Talks for talks sake? Now, truce deal with NDFB (R)
|POSTED ON 5 OCTOBER 2013
Executive director, centre for development and peace studies
The North–east desk at the Ministry of Home Affairs is busy with two things at this point in time—finalizing dates and talking points for the next round of meetings with groups agitating for separate states in Assam and elsewhere in the region, and making things ready to sign a ceasefire agreement with the Ranjan Daimary faction of the National Democratic Front of Bodoland (NDFB–R). The truce deal is to be inked on October 17.
For the NDFB ( R ), the truce deal that would pave the way for the start of formal negotiations with the Government of India could not have come at a more uncongenial time. This is because mainstream Bodo groups like the All Bodo Students’ Union (ABSU) have already made a head start in taking their Bodoland statehood demand to a new high. Joining these statehood seekers is the Bodo People’s Front (BPF), the party ruling the Bodo Council, which does not want to be left behind and run the risk of being rendered politically irrelevant.
The mandarins at North Block are, of course, more than aware of the challenges in the days ahead. First of all, if they engage in an insincere attempt at buying time to keep the agitations in Assam in abeyance, they will lose credibility. Moreover, such a move could well make the agitations more intense. On the other hand, one cannot expect the MHA, or for that matter the Centre, to concede another state at this juncture when groups from the Darjelling hills to Assam and Nagaland are clamouring for separate small states.
So, what would the Government talk to the NDFB (R) now? Besides, New Delhi is already in an advance stage of talks with the NDFB (Progressive). Can the Government sign two separate agreements with the two NDFB factions? Obviously not. In that case, will the two NDFB factions first come together and possibly then try to narrow their differences and sign a single deal? What could happen to the Bodoland Territorial Council accord of 2003 that has given the area three new districts and a sizeable fund allocation?
I have a simple question—will the two NDFB factions give up their demands if New Delhi were to grant a separate Bodoland state by conceding the demand of the mainstream Bodo groups? The area has far too many players vying for the same political space and that is why the place is expected to turn even more volatile in the days ahead. And then, there is the latest NDFB faction to contend with, the one headed by Songbijit. In order to drive home the message that it is a force to reckon with, the NDFB (Songbijit) has scaled up its violence, ambushing policemen, carrying out high–profile kidnappings like that of the NHPC general manager AK Agarwal, and assassinating leading businessman Adilur Rahman in November last year.

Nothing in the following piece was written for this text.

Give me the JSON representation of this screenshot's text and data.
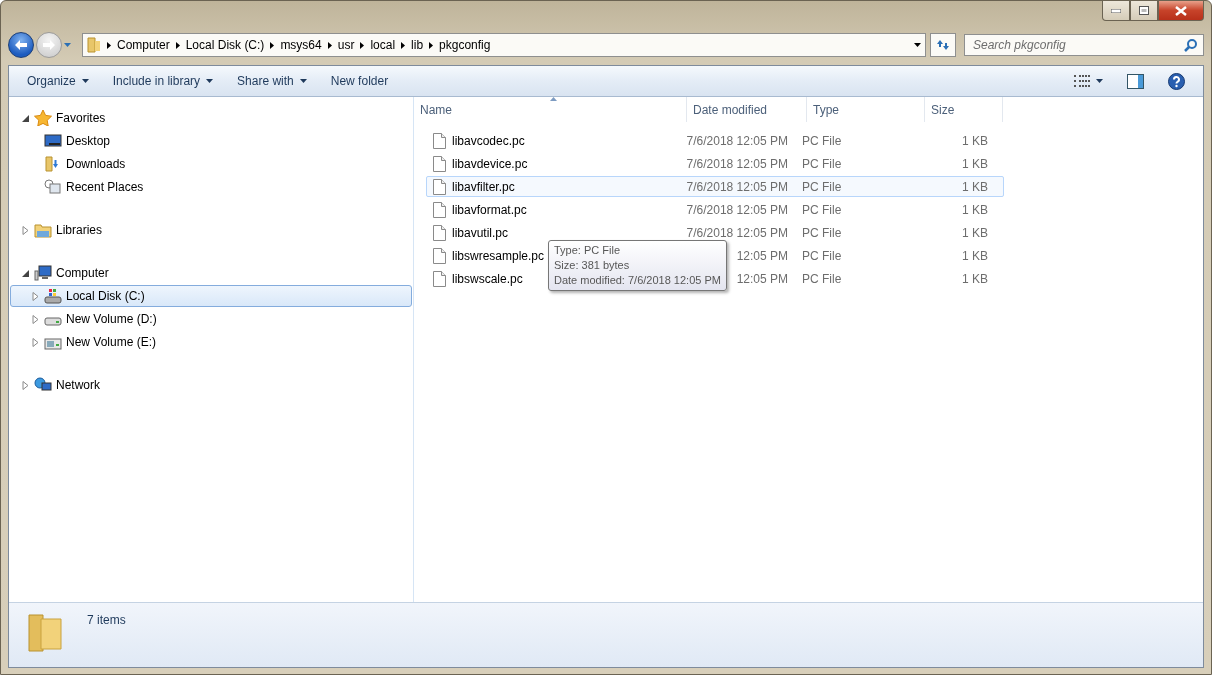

So, will the Government be forced sooner than later to consider talks with the NDFB (Songbijit) faction? If indications from the MHA are to be taken seriously, New Delhi is considering a moratorium on peace talks, at least with newer insurgent groups or breakaway factions. The MHA annual report for 2012–13 stated that though the government is ready to talk with any outfit which is willing to abjure violence, lay down arms and agree to abide by the Indian Constitution, it will not talk to splinter groups of those outfits, if formed in future. But, clarity and firmness is the need of the hour and the Centre must come clear on its stand on future peace talks with insurgent groups, not just state things in the middle of an annual report! (courtesy: The Sentinel)